***** RECORDS TO PROCESS *****

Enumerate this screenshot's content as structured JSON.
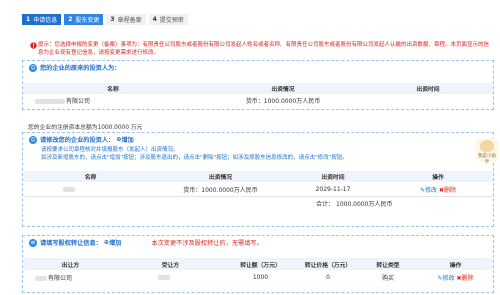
{
  "steps": [
    {
      "num": "1",
      "label": "申请信息",
      "state": "active"
    },
    {
      "num": "2",
      "label": "股东变更",
      "state": "dest"
    },
    {
      "num": "3",
      "label": "章程备案",
      "state": "inactive"
    },
    {
      "num": "4",
      "label": "提交预审",
      "state": "inactive"
    }
  ],
  "tip": {
    "icon": "warning-icon",
    "text": "提示：您选择申报的变更（备案）事项为：有限责任公司股东或者股份有限公司发起人姓名或者名称、有限责任公司股东或者股份有限公司发起人认缴的出资数额、章程。本页面显示的信息为企业现有登记信息，请按变更需求进行修改。"
  },
  "original": {
    "title": "您的企业的原来的投资人为：",
    "headers": [
      "名称",
      "出资情况",
      "出资时间"
    ],
    "rows": [
      {
        "name_suffix": "有限公司",
        "capital": "货币：1000.0000万人民币",
        "time": ""
      }
    ]
  },
  "registered_capital": "您的企业的注册资本总额为1000.0000 万元",
  "changed": {
    "title": "请修改您的企业的投资人：",
    "add_label": "增加",
    "notes": [
      "请按要求公司章程核对并填报股东（发起人）出资情况。",
      "如涉及新增股东的，请点击\"增加\"按钮；涉及股东退出的，请点击\"删除\"按钮；如涉及原股东信息修改的，请点击\"修改\"按钮。"
    ],
    "headers": [
      "名称",
      "出资情况",
      "出资时间",
      "操作"
    ],
    "rows": [
      {
        "name": "",
        "capital": "货币：1000.0000万人民币",
        "time": "2029-11-17",
        "edit_label": "修改",
        "delete_label": "删除"
      }
    ],
    "total_label": "合计：",
    "total_value": "1000.0000万人民币"
  },
  "transfer": {
    "title": "请填写股权转让信息：",
    "add_label": "增加",
    "note": "本次变更不涉及股权转让的，无需填写。",
    "headers": [
      "出让方",
      "受让方",
      "转让额（万元）",
      "转让价格（万元）",
      "转让类型",
      "操作"
    ],
    "rows": [
      {
        "from_suffix": "有限公司",
        "to": "",
        "amount": "1000",
        "price": "0",
        "type": "购买",
        "edit_label": "修改",
        "delete_label": "删除"
      }
    ]
  },
  "side_widget": {
    "label": "我是小助手"
  },
  "colors": {
    "primary": "#1f6fd0",
    "danger": "#d9261c",
    "header_bg": "#eef4fb"
  }
}
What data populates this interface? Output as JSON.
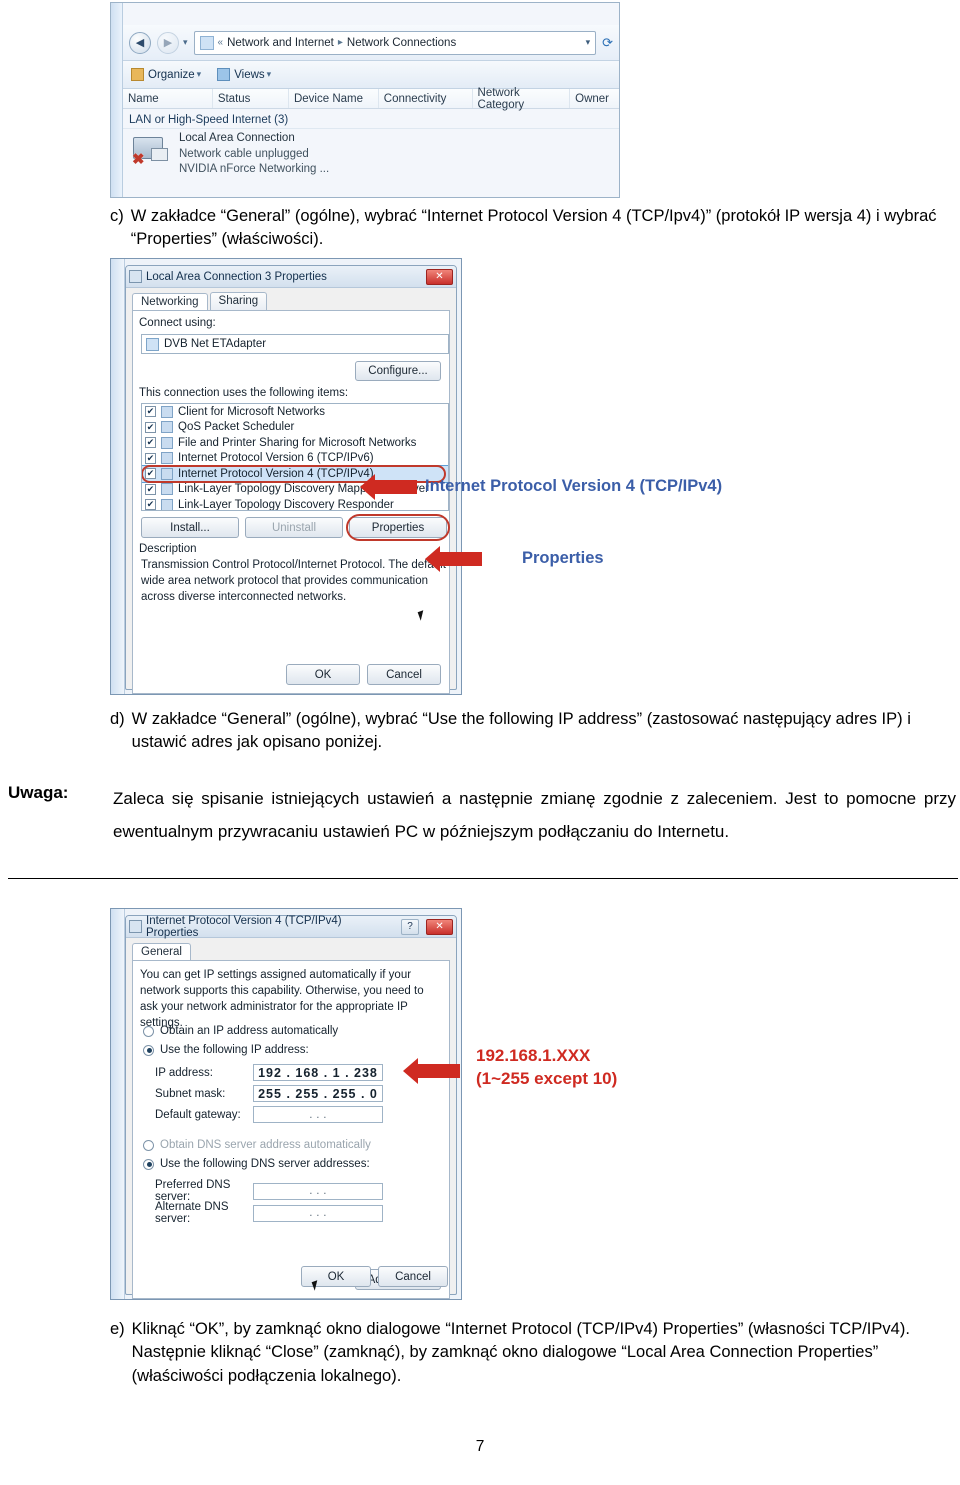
{
  "explorer": {
    "address": {
      "back_icon": "back-arrow-icon",
      "forward_icon": "forward-arrow-icon",
      "crumb1": "Network and Internet",
      "crumb2": "Network Connections",
      "chevron": "▾",
      "refresh_icon": "refresh-icon",
      "sep": "▸",
      "double_sep": "«"
    },
    "toolbar": {
      "organize": "Organize",
      "views": "Views",
      "caret": "▾"
    },
    "columns": [
      "Name",
      "Status",
      "Device Name",
      "Connectivity",
      "Network Category",
      "Owner"
    ],
    "group_header": "LAN or High-Speed Internet (3)",
    "item": {
      "name": "Local Area Connection",
      "status": "Network cable unplugged",
      "device": "NVIDIA nForce Networking ..."
    }
  },
  "step_c": {
    "marker": "c)",
    "text": "W zakładce “General” (ogólne), wybrać “Internet Protocol Version 4 (TCP/Ipv4)” (protokół IP wersja 4) i wybrać “Properties” (właściwości)."
  },
  "lan_dialog": {
    "title": "Local Area Connection 3 Properties",
    "close_label": "✕",
    "tabs": [
      "Networking",
      "Sharing"
    ],
    "active_tab": "Networking",
    "connect_using_label": "Connect using:",
    "adapter": "DVB Net ETAdapter",
    "configure_button": "Configure...",
    "items_label": "This connection uses the following items:",
    "items": [
      {
        "label": "Client for Microsoft Networks",
        "checked": true,
        "selected": false
      },
      {
        "label": "QoS Packet Scheduler",
        "checked": true,
        "selected": false
      },
      {
        "label": "File and Printer Sharing for Microsoft Networks",
        "checked": true,
        "selected": false
      },
      {
        "label": "Internet Protocol Version 6 (TCP/IPv6)",
        "checked": true,
        "selected": false
      },
      {
        "label": "Internet Protocol Version 4 (TCP/IPv4)",
        "checked": true,
        "selected": true
      },
      {
        "label": "Link-Layer Topology Discovery Mapper I/O Driver",
        "checked": true,
        "selected": false
      },
      {
        "label": "Link-Layer Topology Discovery Responder",
        "checked": true,
        "selected": false
      }
    ],
    "buttons": {
      "install": "Install...",
      "uninstall": "Uninstall",
      "properties": "Properties"
    },
    "description_label": "Description",
    "description": "Transmission Control Protocol/Internet Protocol. The default wide area network protocol that provides communication across diverse interconnected networks.",
    "ok": "OK",
    "cancel": "Cancel",
    "callout_protocol": "Internet Protocol Version 4 (TCP/IPv4)",
    "callout_properties": "Properties"
  },
  "step_d": {
    "marker": "d)",
    "text": "W zakładce “General” (ogólne), wybrać “Use the following IP address” (zastosować następujący adres IP) i ustawić adres jak opisano poniżej."
  },
  "note": {
    "label": "Uwaga:",
    "text": "Zaleca się spisanie istniejących ustawień a następnie zmianę zgodnie z zaleceniem. Jest to pomocne przy ewentualnym przywracaniu ustawień PC w późniejszym podłączaniu do Internetu."
  },
  "ip_dialog": {
    "title": "Internet Protocol Version 4 (TCP/IPv4) Properties",
    "help_label": "?",
    "close_label": "✕",
    "tab": "General",
    "intro": "You can get IP settings assigned automatically if your network supports this capability. Otherwise, you need to ask your network administrator for the appropriate IP settings.",
    "opt_auto_ip": "Obtain an IP address automatically",
    "opt_manual_ip": "Use the following IP address:",
    "fields": [
      {
        "label": "IP address:",
        "value": "192 . 168 . 1 . 238"
      },
      {
        "label": "Subnet mask:",
        "value": "255 . 255 . 255 . 0"
      },
      {
        "label": "Default gateway:",
        "value": ".   .   ."
      }
    ],
    "opt_auto_dns": "Obtain DNS server address automatically",
    "opt_manual_dns": "Use the following DNS server addresses:",
    "dns_fields": [
      {
        "label": "Preferred DNS server:",
        "value": ".   .   ."
      },
      {
        "label": "Alternate DNS server:",
        "value": ".   .   ."
      }
    ],
    "advanced": "Advanced...",
    "ok": "OK",
    "cancel": "Cancel",
    "callout_line1": "192.168.1.XXX",
    "callout_line2": "(1~255 except 10)"
  },
  "step_e": {
    "marker": "e)",
    "text": "Kliknąć “OK”, by zamknąć okno dialogowe “Internet Protocol (TCP/IPv4) Properties” (własności TCP/IPv4). Następnie kliknąć “Close” (zamknąć), by zamknąć okno dialogowe “Local Area Connection Properties” (właściwości podłączenia lokalnego)."
  },
  "page_number": "7"
}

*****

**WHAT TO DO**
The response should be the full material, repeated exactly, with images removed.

**WRITTEN RESPONSE**
Enumerate this screenshot's content as structured JSON.
{
  "steps": [
    {
      "num": "1",
      "label": "申请信息",
      "state": "active"
    },
    {
      "num": "2",
      "label": "股东变更",
      "state": "dest"
    },
    {
      "num": "3",
      "label": "章程备案",
      "state": "inactive"
    },
    {
      "num": "4",
      "label": "提交预审",
      "state": "inactive"
    }
  ],
  "tip": {
    "icon": "warning-icon",
    "text": "提示：您选择申报的变更（备案）事项为：有限责任公司股东或者股份有限公司发起人姓名或者名称、有限责任公司股东或者股份有限公司发起人认缴的出资数额、章程。本页面显示的信息为企业现有登记信息，请按变更需求进行修改。"
  },
  "original": {
    "title": "您的企业的原来的投资人为：",
    "headers": [
      "名称",
      "出资情况",
      "出资时间"
    ],
    "rows": [
      {
        "name_suffix": "有限公司",
        "capital": "货币：1000.0000万人民币",
        "time": ""
      }
    ]
  },
  "registered_capital": "您的企业的注册资本总额为1000.0000 万元",
  "changed": {
    "title": "请修改您的企业的投资人：",
    "add_label": "增加",
    "notes": [
      "请按要求公司章程核对并填报股东（发起人）出资情况。",
      "如涉及新增股东的，请点击\"增加\"按钮；涉及股东退出的，请点击\"删除\"按钮；如涉及原股东信息修改的，请点击\"修改\"按钮。"
    ],
    "headers": [
      "名称",
      "出资情况",
      "出资时间",
      "操作"
    ],
    "rows": [
      {
        "name": "",
        "capital": "货币：1000.0000万人民币",
        "time": "2029-11-17",
        "edit_label": "修改",
        "delete_label": "删除"
      }
    ],
    "total_label": "合计：",
    "total_value": "1000.0000万人民币"
  },
  "transfer": {
    "title": "请填写股权转让信息：",
    "add_label": "增加",
    "note": "本次变更不涉及股权转让的，无需填写。",
    "headers": [
      "出让方",
      "受让方",
      "转让额（万元）",
      "转让价格（万元）",
      "转让类型",
      "操作"
    ],
    "rows": [
      {
        "from_suffix": "有限公司",
        "to": "",
        "amount": "1000",
        "price": "0",
        "type": "购买",
        "edit_label": "修改",
        "delete_label": "删除"
      }
    ]
  },
  "side_widget": {
    "label": "我是小助手"
  },
  "colors": {
    "primary": "#1f6fd0",
    "danger": "#d9261c",
    "header_bg": "#eef4fb"
  }
}
What data populates this interface? Output as JSON.
{
  "explorer": {
    "address": {
      "back_icon": "back-arrow-icon",
      "forward_icon": "forward-arrow-icon",
      "crumb1": "Network and Internet",
      "crumb2": "Network Connections",
      "chevron": "▾",
      "refresh_icon": "refresh-icon",
      "sep": "▸",
      "double_sep": "«"
    },
    "toolbar": {
      "organize": "Organize",
      "views": "Views",
      "caret": "▾"
    },
    "columns": [
      "Name",
      "Status",
      "Device Name",
      "Connectivity",
      "Network Category",
      "Owner"
    ],
    "group_header": "LAN or High-Speed Internet (3)",
    "item": {
      "name": "Local Area Connection",
      "status": "Network cable unplugged",
      "device": "NVIDIA nForce Networking ..."
    }
  },
  "step_c": {
    "marker": "c)",
    "text": "W zakładce “General” (ogólne), wybrać “Internet Protocol Version 4 (TCP/Ipv4)” (protokół IP wersja 4) i wybrać “Properties” (właściwości)."
  },
  "lan_dialog": {
    "title": "Local Area Connection 3 Properties",
    "close_label": "✕",
    "tabs": [
      "Networking",
      "Sharing"
    ],
    "active_tab": "Networking",
    "connect_using_label": "Connect using:",
    "adapter": "DVB Net ETAdapter",
    "configure_button": "Configure...",
    "items_label": "This connection uses the following items:",
    "items": [
      {
        "label": "Client for Microsoft Networks",
        "checked": true,
        "selected": false
      },
      {
        "label": "QoS Packet Scheduler",
        "checked": true,
        "selected": false
      },
      {
        "label": "File and Printer Sharing for Microsoft Networks",
        "checked": true,
        "selected": false
      },
      {
        "label": "Internet Protocol Version 6 (TCP/IPv6)",
        "checked": true,
        "selected": false
      },
      {
        "label": "Internet Protocol Version 4 (TCP/IPv4)",
        "checked": true,
        "selected": true
      },
      {
        "label": "Link-Layer Topology Discovery Mapper I/O Driver",
        "checked": true,
        "selected": false
      },
      {
        "label": "Link-Layer Topology Discovery Responder",
        "checked": true,
        "selected": false
      }
    ],
    "buttons": {
      "install": "Install...",
      "uninstall": "Uninstall",
      "properties": "Properties"
    },
    "description_label": "Description",
    "description": "Transmission Control Protocol/Internet Protocol. The default wide area network protocol that provides communication across diverse interconnected networks.",
    "ok": "OK",
    "cancel": "Cancel",
    "callout_protocol": "Internet Protocol Version 4 (TCP/IPv4)",
    "callout_properties": "Properties"
  },
  "step_d": {
    "marker": "d)",
    "text": "W zakładce “General” (ogólne), wybrać “Use the following IP address” (zastosować następujący adres IP) i ustawić adres jak opisano poniżej."
  },
  "note": {
    "label": "Uwaga:",
    "text": "Zaleca się spisanie istniejących ustawień a następnie zmianę zgodnie z zaleceniem. Jest to pomocne przy ewentualnym przywracaniu ustawień PC w późniejszym podłączaniu do Internetu."
  },
  "ip_dialog": {
    "title": "Internet Protocol Version 4 (TCP/IPv4) Properties",
    "help_label": "?",
    "close_label": "✕",
    "tab": "General",
    "intro": "You can get IP settings assigned automatically if your network supports this capability. Otherwise, you need to ask your network administrator for the appropriate IP settings.",
    "opt_auto_ip": "Obtain an IP address automatically",
    "opt_manual_ip": "Use the following IP address:",
    "fields": [
      {
        "label": "IP address:",
        "value": "192 . 168 . 1 . 238"
      },
      {
        "label": "Subnet mask:",
        "value": "255 . 255 . 255 . 0"
      },
      {
        "label": "Default gateway:",
        "value": ".   .   ."
      }
    ],
    "opt_auto_dns": "Obtain DNS server address automatically",
    "opt_manual_dns": "Use the following DNS server addresses:",
    "dns_fields": [
      {
        "label": "Preferred DNS server:",
        "value": ".   .   ."
      },
      {
        "label": "Alternate DNS server:",
        "value": ".   .   ."
      }
    ],
    "advanced": "Advanced...",
    "ok": "OK",
    "cancel": "Cancel",
    "callout_line1": "192.168.1.XXX",
    "callout_line2": "(1~255 except 10)"
  },
  "step_e": {
    "marker": "e)",
    "text": "Kliknąć “OK”, by zamknąć okno dialogowe “Internet Protocol (TCP/IPv4) Properties” (własności TCP/IPv4). Następnie kliknąć “Close” (zamknąć), by zamknąć okno dialogowe “Local Area Connection Properties” (właściwości podłączenia lokalnego)."
  },
  "page_number": "7"
}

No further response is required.